“The state shall not discriminate against, or grant preferential treatment to, an individual or group on the basis of race, gender, color, ethnicity, or national origin in matters of state employment, public education, or state procurement,” it reads.


Arkansas would be the ninth state to ban affirmative action, and the U.S. Supreme Court appears poised to ban any consideration of race-based factors in higher education, which critics say will severely limit minorities from the best colleges and best jobs.

From Bloomberg Law:


When the practice ended in California, the state’s most selective campuses saw minority enrollment drop more than 50%, and earnings fall for Black and Hispanic graduates. University of Michigan still hasn’t fully regained its share of Black students, despite millions of dollars spent over 15 years. And at the University of Oklahoma’s largest campus, the number of Indigenous freshmen fell 11% in one year, despite the state being home to one of the largest Native American populations.

Sen. Clarke Tucker (D-Little Rock), one of only two Democrats on the Senate State Agencies Committee and the only one in attendance Tuesday, was a lonely voice of reason.

“If this passes and becomes law, then the state of Arkansas is saying that discrimination no longer exists, racism no longer exists, sexism no longer exists,” Tucker said. The bill suggests that there’s nothing more the state should do to ensure that people who have been historically discriminated and historically disenfranchised get an equal shot, Tucker said.


That position is morally and factually wrong, Tucker said.

Sullivan brought an amendment to the bill that hasn’t yet made it to the legislative website and at least some of the committee members hadn’t seen ahead of the meeting. Tucker and several Republican committee members urged Sullivan to pull the bill back and allow the committee and the public time to review the amendment, but Sullivan declined and had the votes to move forward.

Tucker also noted that neither the bill nor the amendment addresses at least one area of existing law: the Minority and Women-Owned Economic Development Act. It’s a law that directs state agencies to attempt to make their goods and services purchases with diversity in mind. The act directs state agencies to direct at least 10% of spending toward minority-owned businesses and at least 5% of spending to women-owned businesses every year.

If Sullivan’s bill becomes law, a state employee who “negligently” violates the law would be guilty of a Class A misdemeanor.


Sullivan, always quick to take offense, said Tucker was effectively accusing him of racism. He said he agreed that racism and sexism still existed.

“This bill puts everyone on an equal field,” Sullivan said. “If the purpose of affirmative action is to give people who are in need a course of action, that’s exactly what the bill says. The bill says, people who are in need qualify. It doesn’t have to be race or sex or gender or whatever.”

Tucker later told Sullivan it wasn’t his intent to suggest that Sullivan is racist.

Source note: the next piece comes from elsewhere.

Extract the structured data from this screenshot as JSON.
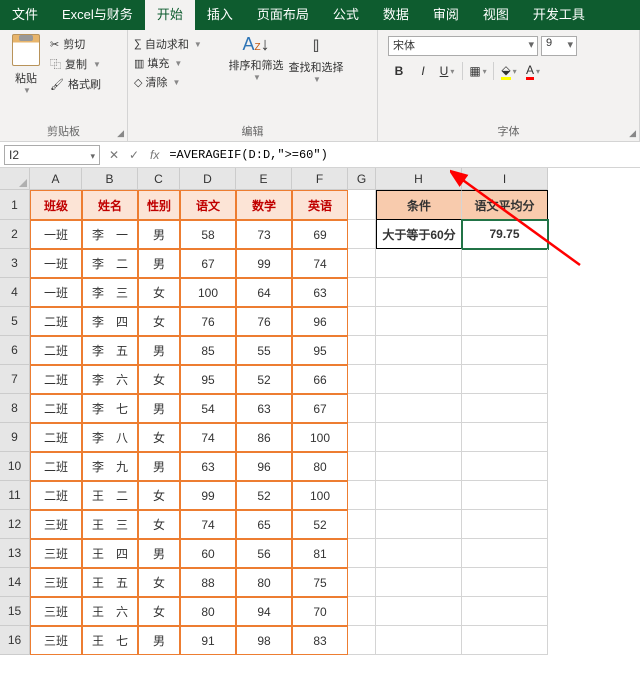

As to the negligent liability aspect of the bill, Sullivan said, “We’re serious against racism. We’re serious against people being taken advantage of or not having a seat at the table. If you’re going to treat people differently, we’re not going to stand for that and there will be a crime and a penalty, and we expect our state employees to take it seriously and make sure we don’t do that.”